### Work task:
How many lines in the entries below contain "timeframe"? Answer with the number only.

──────── Provided data

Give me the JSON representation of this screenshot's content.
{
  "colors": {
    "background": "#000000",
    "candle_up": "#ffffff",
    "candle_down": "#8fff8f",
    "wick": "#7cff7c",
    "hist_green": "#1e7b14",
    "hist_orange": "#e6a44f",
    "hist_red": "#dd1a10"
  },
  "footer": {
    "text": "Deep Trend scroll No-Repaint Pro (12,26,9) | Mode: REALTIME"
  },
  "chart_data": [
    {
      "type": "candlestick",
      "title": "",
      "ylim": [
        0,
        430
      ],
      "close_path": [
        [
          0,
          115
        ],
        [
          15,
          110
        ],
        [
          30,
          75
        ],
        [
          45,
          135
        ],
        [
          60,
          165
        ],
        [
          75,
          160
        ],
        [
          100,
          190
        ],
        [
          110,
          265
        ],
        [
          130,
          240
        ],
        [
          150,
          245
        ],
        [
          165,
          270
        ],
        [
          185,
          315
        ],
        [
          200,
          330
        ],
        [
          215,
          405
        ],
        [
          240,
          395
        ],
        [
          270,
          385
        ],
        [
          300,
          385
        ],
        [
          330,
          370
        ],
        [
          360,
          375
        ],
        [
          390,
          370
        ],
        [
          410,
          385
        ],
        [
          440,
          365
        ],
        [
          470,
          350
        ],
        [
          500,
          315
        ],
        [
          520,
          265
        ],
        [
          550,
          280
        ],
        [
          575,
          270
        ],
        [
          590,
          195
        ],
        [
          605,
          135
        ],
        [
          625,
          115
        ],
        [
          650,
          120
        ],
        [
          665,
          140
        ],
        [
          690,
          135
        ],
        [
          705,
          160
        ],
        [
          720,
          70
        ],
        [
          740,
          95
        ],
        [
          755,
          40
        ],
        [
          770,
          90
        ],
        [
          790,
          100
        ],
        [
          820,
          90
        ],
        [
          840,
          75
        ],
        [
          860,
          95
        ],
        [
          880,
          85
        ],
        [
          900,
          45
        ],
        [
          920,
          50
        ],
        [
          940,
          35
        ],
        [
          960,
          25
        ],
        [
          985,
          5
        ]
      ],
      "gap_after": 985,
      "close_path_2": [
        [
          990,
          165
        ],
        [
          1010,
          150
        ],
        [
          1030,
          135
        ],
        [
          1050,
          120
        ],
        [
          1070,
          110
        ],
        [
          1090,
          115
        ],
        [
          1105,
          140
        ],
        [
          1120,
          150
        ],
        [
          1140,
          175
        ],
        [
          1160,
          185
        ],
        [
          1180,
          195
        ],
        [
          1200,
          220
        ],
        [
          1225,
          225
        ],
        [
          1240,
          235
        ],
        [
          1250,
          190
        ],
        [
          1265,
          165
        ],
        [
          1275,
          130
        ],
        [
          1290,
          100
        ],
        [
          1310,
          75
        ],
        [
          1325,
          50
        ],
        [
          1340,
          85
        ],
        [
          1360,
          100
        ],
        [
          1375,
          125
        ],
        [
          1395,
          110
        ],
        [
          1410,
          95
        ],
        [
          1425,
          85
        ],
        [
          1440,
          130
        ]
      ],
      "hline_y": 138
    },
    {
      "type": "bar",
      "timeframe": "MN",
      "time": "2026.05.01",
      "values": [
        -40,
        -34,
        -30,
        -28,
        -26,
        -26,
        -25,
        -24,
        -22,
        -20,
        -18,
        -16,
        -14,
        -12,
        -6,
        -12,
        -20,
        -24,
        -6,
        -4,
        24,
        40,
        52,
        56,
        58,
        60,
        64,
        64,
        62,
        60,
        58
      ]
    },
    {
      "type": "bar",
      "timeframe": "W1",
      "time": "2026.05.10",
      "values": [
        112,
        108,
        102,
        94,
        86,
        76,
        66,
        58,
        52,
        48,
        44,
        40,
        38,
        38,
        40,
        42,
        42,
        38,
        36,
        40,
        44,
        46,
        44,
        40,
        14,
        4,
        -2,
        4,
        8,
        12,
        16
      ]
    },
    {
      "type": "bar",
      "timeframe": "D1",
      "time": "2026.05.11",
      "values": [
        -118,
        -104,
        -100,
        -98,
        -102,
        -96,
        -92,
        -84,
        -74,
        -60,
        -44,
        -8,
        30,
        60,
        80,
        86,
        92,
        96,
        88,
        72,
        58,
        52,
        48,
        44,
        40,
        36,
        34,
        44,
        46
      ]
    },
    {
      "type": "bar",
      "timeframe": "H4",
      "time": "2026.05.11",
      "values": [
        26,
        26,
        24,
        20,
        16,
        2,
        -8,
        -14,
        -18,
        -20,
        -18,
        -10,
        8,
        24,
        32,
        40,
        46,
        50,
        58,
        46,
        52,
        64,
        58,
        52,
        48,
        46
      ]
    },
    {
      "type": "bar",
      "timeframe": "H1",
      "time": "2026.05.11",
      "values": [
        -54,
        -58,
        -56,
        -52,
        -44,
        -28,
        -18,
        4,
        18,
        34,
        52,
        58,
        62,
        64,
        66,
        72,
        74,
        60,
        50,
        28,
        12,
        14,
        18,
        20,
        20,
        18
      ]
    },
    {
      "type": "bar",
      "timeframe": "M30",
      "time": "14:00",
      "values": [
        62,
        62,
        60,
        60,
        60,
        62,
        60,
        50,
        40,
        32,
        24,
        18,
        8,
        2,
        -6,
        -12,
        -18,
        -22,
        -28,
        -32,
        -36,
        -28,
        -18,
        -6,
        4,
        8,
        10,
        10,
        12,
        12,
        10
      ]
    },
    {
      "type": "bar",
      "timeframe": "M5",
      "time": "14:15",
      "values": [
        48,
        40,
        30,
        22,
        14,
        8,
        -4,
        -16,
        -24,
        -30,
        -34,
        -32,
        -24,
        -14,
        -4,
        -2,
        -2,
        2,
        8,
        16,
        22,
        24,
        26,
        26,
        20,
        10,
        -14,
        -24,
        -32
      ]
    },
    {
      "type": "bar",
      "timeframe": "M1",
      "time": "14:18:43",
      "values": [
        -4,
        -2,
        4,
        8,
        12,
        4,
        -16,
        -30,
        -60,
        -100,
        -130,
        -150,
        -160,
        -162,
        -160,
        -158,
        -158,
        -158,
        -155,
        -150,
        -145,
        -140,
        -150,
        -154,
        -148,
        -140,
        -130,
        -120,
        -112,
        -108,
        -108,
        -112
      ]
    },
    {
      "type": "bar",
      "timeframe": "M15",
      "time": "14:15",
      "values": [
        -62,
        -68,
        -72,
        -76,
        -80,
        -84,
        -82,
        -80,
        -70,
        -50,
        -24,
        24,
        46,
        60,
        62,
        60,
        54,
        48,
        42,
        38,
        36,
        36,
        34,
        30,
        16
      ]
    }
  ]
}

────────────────

### Your response:
9